*** GIVEN ENTRIES Section Begins ***

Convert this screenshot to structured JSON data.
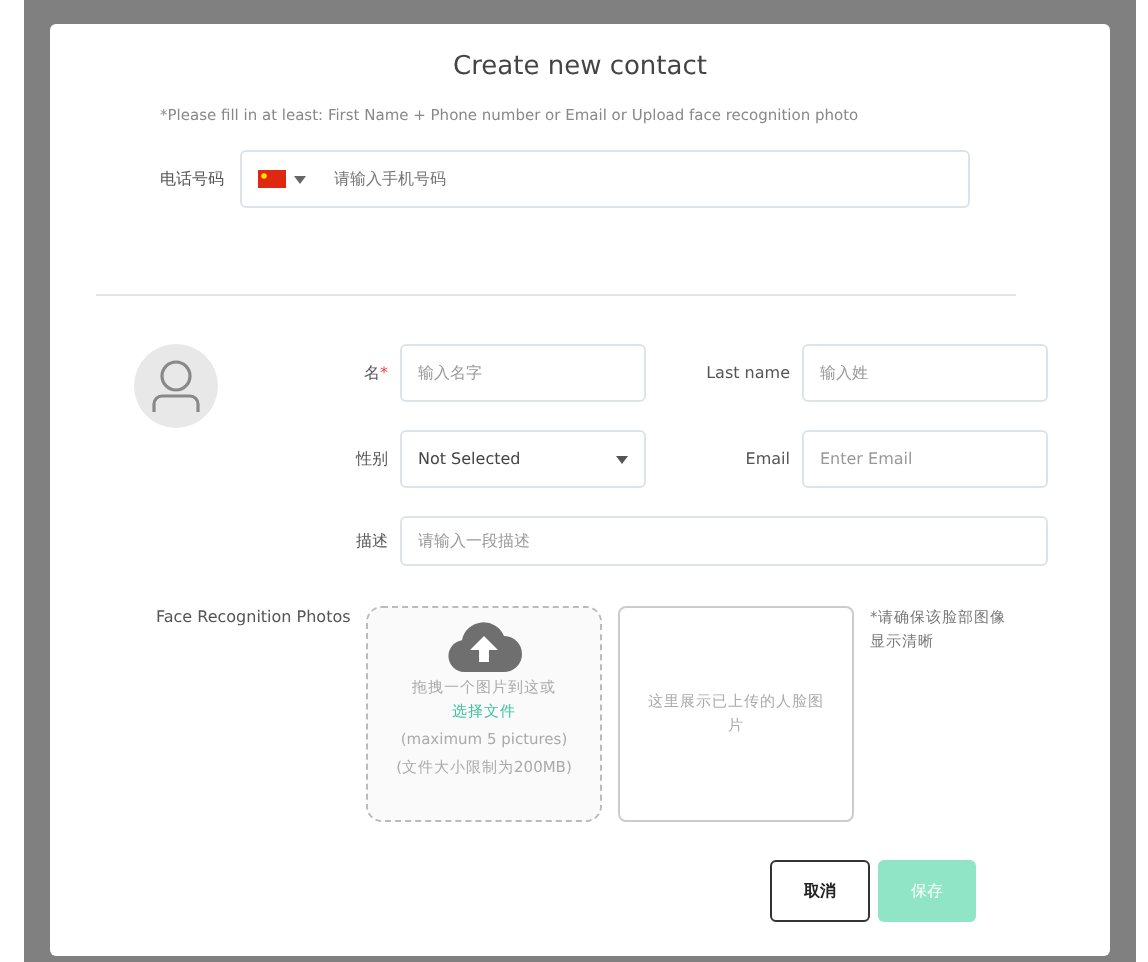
{
  "dialog": {
    "title": "Create new contact",
    "hint": "*Please fill in at least: First Name + Phone number or Email or Upload face recognition photo"
  },
  "phone": {
    "label": "电话号码",
    "placeholder": "请输入手机号码"
  },
  "fields": [
    {
      "kind": "input",
      "label": "名",
      "required_mark": "*",
      "placeholder": "输入名字"
    },
    {
      "kind": "input",
      "label": "Last name",
      "placeholder": "输入姓"
    },
    {
      "kind": "select",
      "label": "性别",
      "value": "Not Selected"
    },
    {
      "kind": "input",
      "label": "Email",
      "placeholder": "Enter Email"
    },
    {
      "kind": "wide_input",
      "label": "描述",
      "placeholder": "请输入一段描述"
    }
  ],
  "photos": {
    "label": "Face Recognition Photos",
    "drop_text": "拖拽一个图片到这或",
    "choose_link": "选择文件",
    "max_note": "(maximum 5 pictures)",
    "size_note": "(文件大小限制为200MB)",
    "preview_text": "这里展示已上传的人脸图片",
    "tip": "*请确保该脸部图像显示清晰"
  },
  "buttons": [
    {
      "label": "取消",
      "kind": "cancel",
      "disabled": false
    },
    {
      "label": "保存",
      "kind": "save",
      "disabled": true
    }
  ]
}
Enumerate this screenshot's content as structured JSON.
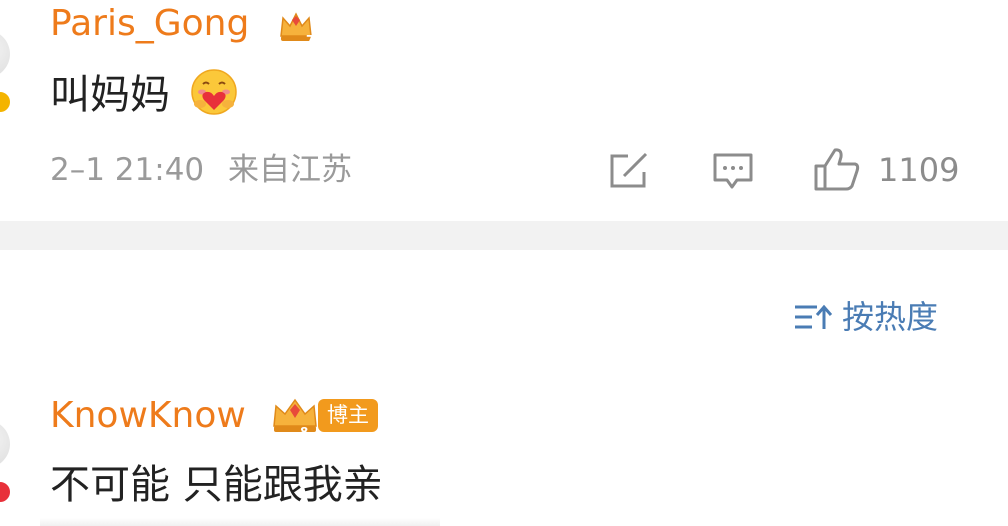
{
  "comments": [
    {
      "username": "Paris_Gong",
      "level_badge": "7",
      "text": "叫妈妈",
      "emoji": "hugging-heart-emoji",
      "time": "2–1 21:40",
      "location": "来自江苏",
      "likes": "1109"
    },
    {
      "username": "KnowKnow",
      "level_badge": "8",
      "role_badge": "博主",
      "text": "不可能 只能跟我亲"
    }
  ],
  "sort": {
    "label": "按热度",
    "icon": "sort-icon"
  },
  "colors": {
    "username": "#ee7b1b",
    "meta": "#9a9a9a",
    "sort_link": "#4a7cb4",
    "divider": "#f2f2f2",
    "badge": "#f29a1d"
  }
}
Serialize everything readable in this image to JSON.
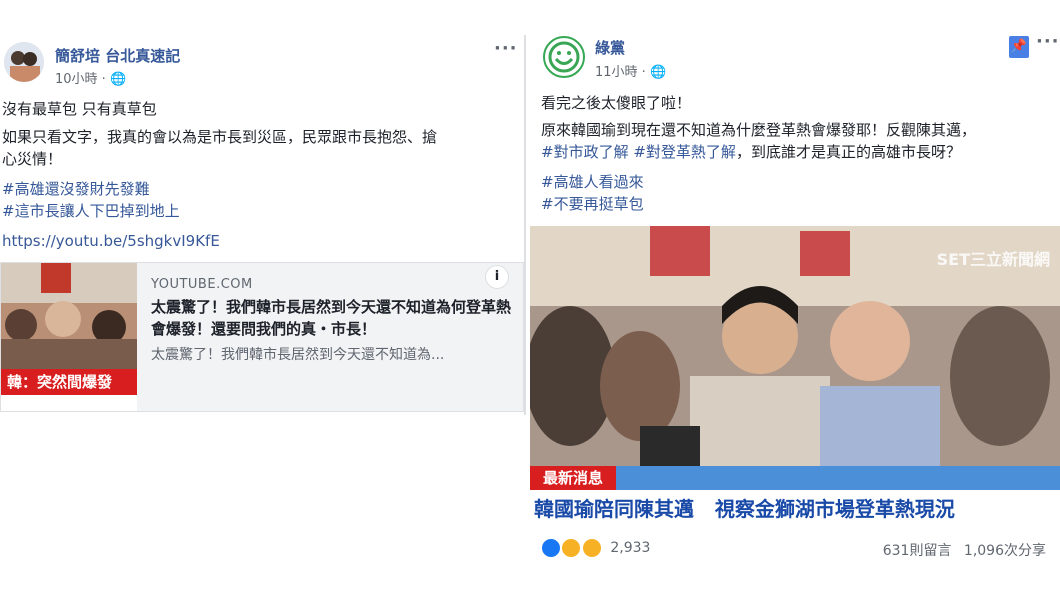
{
  "left_post": {
    "author": "簡舒培 台北真速記",
    "time": "10小時",
    "privacy_icon": "globe-icon",
    "lines": [
      "沒有最草包 只有真草包",
      "如果只看文字，我真的會以為是市長到災區，民眾跟市長抱怨、搶",
      "心災情！"
    ],
    "hashtags": [
      "#高雄還沒發財先發難",
      "#這市長讓人下巴掉到地上"
    ],
    "url": "https://youtu.be/5shgkvI9KfE",
    "link_card": {
      "domain": "YOUTUBE.COM",
      "title": "太震驚了！我們韓市長居然到今天還不知道為何登革熱會爆發！還要問我們的真・市長！",
      "description": "太震驚了！我們韓市長居然到今天還不知道為...",
      "thumb_caption": "韓：突然間爆發",
      "info_label": "i"
    }
  },
  "right_post": {
    "author": "綠黨",
    "time": "11小時",
    "privacy_icon": "globe-icon",
    "lines": [
      "看完之後太傻眼了啦！",
      "原來韓國瑜到現在還不知道為什麼登革熱會爆發耶！反觀陳其邁，"
    ],
    "tags_line_tags": [
      "#對市政了解",
      "#對登革熱了解"
    ],
    "tags_line_tail": "，到底誰才是真正的高雄市長呀？",
    "hashtags": [
      "#高雄人看過來",
      "#不要再挺草包"
    ],
    "video": {
      "watermark": "SET三立新聞網",
      "ticker_label": "最新消息",
      "headline": "韓國瑜陪同陳其邁   視察金獅湖市場登革熱現況"
    },
    "reactions_count": "2,933",
    "comments": "631則留言",
    "shares": "1,096次分享"
  },
  "colors": {
    "link": "#365899",
    "meta": "#616770",
    "news_red": "#d81e1e",
    "news_blue": "#1a4aa8"
  }
}
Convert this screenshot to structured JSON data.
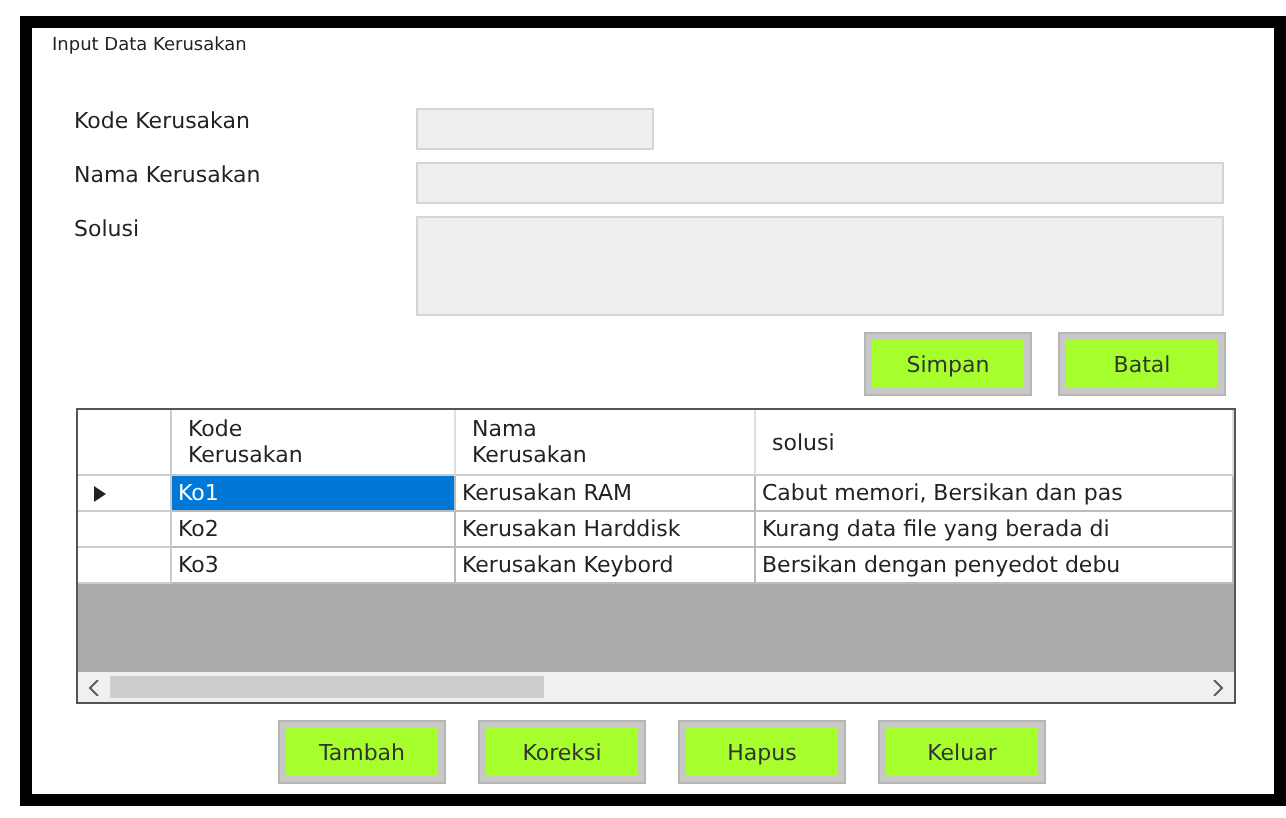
{
  "window": {
    "title": "Input Data Kerusakan"
  },
  "form": {
    "fields": [
      {
        "label": "Kode Kerusakan",
        "kind": "short"
      },
      {
        "label": "Nama Kerusakan",
        "kind": "long"
      },
      {
        "label": "Solusi",
        "kind": "multiline"
      }
    ],
    "buttons": [
      "Simpan",
      "Batal"
    ]
  },
  "table": {
    "columns": [
      "Kode\nKerusakan",
      "Nama\nKerusakan",
      "solusi"
    ],
    "rows": [
      {
        "cells": [
          "Ko1",
          "Kerusakan RAM",
          "Cabut memori, Bersikan dan pas"
        ],
        "selected": true
      },
      {
        "cells": [
          "Ko2",
          "Kerusakan Harddisk",
          "Kurang data file yang berada di"
        ],
        "selected": false
      },
      {
        "cells": [
          "Ko3",
          "Kerusakan Keybord",
          "Bersikan dengan penyedot debu"
        ],
        "selected": false
      }
    ]
  },
  "bottom_buttons": [
    "Tambah",
    "Koreksi",
    "Hapus",
    "Keluar"
  ]
}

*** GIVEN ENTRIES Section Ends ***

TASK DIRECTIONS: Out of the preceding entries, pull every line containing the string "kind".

COMPLETED EXERCISE:
      "kind": "input",
      "kind": "input",
      "kind": "select",
      "kind": "input",
      "kind": "wide_input",
      "kind": "cancel",
      "kind": "save",
        "kind": "short"
        "kind": "long"
        "kind": "multiline"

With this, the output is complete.